Data shown:
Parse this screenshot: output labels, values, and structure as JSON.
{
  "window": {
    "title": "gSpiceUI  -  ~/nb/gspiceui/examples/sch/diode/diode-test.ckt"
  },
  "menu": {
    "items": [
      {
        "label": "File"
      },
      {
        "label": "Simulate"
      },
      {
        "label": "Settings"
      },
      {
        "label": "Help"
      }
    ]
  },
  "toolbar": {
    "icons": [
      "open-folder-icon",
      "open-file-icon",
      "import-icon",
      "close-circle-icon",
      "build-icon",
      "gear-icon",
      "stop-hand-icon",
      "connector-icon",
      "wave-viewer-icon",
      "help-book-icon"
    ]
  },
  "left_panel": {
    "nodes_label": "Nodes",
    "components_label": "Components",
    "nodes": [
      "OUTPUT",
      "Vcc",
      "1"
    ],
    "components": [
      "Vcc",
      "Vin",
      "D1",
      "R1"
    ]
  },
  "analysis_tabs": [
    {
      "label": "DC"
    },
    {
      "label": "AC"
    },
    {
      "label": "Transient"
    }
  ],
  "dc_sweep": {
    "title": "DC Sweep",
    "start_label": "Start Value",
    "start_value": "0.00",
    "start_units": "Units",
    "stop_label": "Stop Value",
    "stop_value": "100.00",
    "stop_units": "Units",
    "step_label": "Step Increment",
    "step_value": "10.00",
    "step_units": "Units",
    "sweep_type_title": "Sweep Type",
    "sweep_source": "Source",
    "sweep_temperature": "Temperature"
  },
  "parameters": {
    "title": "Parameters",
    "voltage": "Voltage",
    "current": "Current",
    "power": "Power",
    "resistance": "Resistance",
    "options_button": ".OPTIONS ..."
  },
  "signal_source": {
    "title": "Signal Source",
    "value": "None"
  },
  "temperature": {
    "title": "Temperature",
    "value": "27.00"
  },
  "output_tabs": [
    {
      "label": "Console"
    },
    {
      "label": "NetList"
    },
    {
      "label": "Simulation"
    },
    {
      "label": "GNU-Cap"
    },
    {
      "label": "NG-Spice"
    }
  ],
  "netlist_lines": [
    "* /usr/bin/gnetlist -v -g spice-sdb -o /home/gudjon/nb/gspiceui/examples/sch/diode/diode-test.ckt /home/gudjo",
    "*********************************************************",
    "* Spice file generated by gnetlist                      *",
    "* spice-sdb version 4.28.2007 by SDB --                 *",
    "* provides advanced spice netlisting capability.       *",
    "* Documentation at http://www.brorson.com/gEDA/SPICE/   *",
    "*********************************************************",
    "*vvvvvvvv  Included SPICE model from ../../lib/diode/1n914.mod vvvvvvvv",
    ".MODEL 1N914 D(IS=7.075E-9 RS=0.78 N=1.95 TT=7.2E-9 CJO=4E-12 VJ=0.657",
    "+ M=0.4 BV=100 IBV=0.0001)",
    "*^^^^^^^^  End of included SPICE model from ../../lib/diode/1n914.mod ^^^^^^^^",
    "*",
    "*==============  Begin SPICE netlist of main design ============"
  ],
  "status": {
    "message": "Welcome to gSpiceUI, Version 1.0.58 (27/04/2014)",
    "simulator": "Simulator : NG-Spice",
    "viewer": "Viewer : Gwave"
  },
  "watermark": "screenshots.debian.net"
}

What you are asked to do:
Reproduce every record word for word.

Completed exercise:
Parse this screenshot: output labels, values, and structure as JSON.
{
  "window": {
    "title": "gSpiceUI  -  ~/nb/gspiceui/examples/sch/diode/diode-test.ckt"
  },
  "menu": {
    "items": [
      {
        "label": "File"
      },
      {
        "label": "Simulate"
      },
      {
        "label": "Settings"
      },
      {
        "label": "Help"
      }
    ]
  },
  "toolbar": {
    "icons": [
      "open-folder-icon",
      "open-file-icon",
      "import-icon",
      "close-circle-icon",
      "build-icon",
      "gear-icon",
      "stop-hand-icon",
      "connector-icon",
      "wave-viewer-icon",
      "help-book-icon"
    ]
  },
  "left_panel": {
    "nodes_label": "Nodes",
    "components_label": "Components",
    "nodes": [
      "OUTPUT",
      "Vcc",
      "1"
    ],
    "components": [
      "Vcc",
      "Vin",
      "D1",
      "R1"
    ]
  },
  "analysis_tabs": [
    {
      "label": "DC"
    },
    {
      "label": "AC"
    },
    {
      "label": "Transient"
    }
  ],
  "dc_sweep": {
    "title": "DC Sweep",
    "start_label": "Start Value",
    "start_value": "0.00",
    "start_units": "Units",
    "stop_label": "Stop Value",
    "stop_value": "100.00",
    "stop_units": "Units",
    "step_label": "Step Increment",
    "step_value": "10.00",
    "step_units": "Units",
    "sweep_type_title": "Sweep Type",
    "sweep_source": "Source",
    "sweep_temperature": "Temperature"
  },
  "parameters": {
    "title": "Parameters",
    "voltage": "Voltage",
    "current": "Current",
    "power": "Power",
    "resistance": "Resistance",
    "options_button": ".OPTIONS ..."
  },
  "signal_source": {
    "title": "Signal Source",
    "value": "None"
  },
  "temperature": {
    "title": "Temperature",
    "value": "27.00"
  },
  "output_tabs": [
    {
      "label": "Console"
    },
    {
      "label": "NetList"
    },
    {
      "label": "Simulation"
    },
    {
      "label": "GNU-Cap"
    },
    {
      "label": "NG-Spice"
    }
  ],
  "netlist_lines": [
    "* /usr/bin/gnetlist -v -g spice-sdb -o /home/gudjon/nb/gspiceui/examples/sch/diode/diode-test.ckt /home/gudjo",
    "*********************************************************",
    "* Spice file generated by gnetlist                      *",
    "* spice-sdb version 4.28.2007 by SDB --                 *",
    "* provides advanced spice netlisting capability.       *",
    "* Documentation at http://www.brorson.com/gEDA/SPICE/   *",
    "*********************************************************",
    "*vvvvvvvv  Included SPICE model from ../../lib/diode/1n914.mod vvvvvvvv",
    ".MODEL 1N914 D(IS=7.075E-9 RS=0.78 N=1.95 TT=7.2E-9 CJO=4E-12 VJ=0.657",
    "+ M=0.4 BV=100 IBV=0.0001)",
    "*^^^^^^^^  End of included SPICE model from ../../lib/diode/1n914.mod ^^^^^^^^",
    "*",
    "*==============  Begin SPICE netlist of main design ============"
  ],
  "status": {
    "message": "Welcome to gSpiceUI, Version 1.0.58 (27/04/2014)",
    "simulator": "Simulator : NG-Spice",
    "viewer": "Viewer : Gwave"
  },
  "watermark": "screenshots.debian.net"
}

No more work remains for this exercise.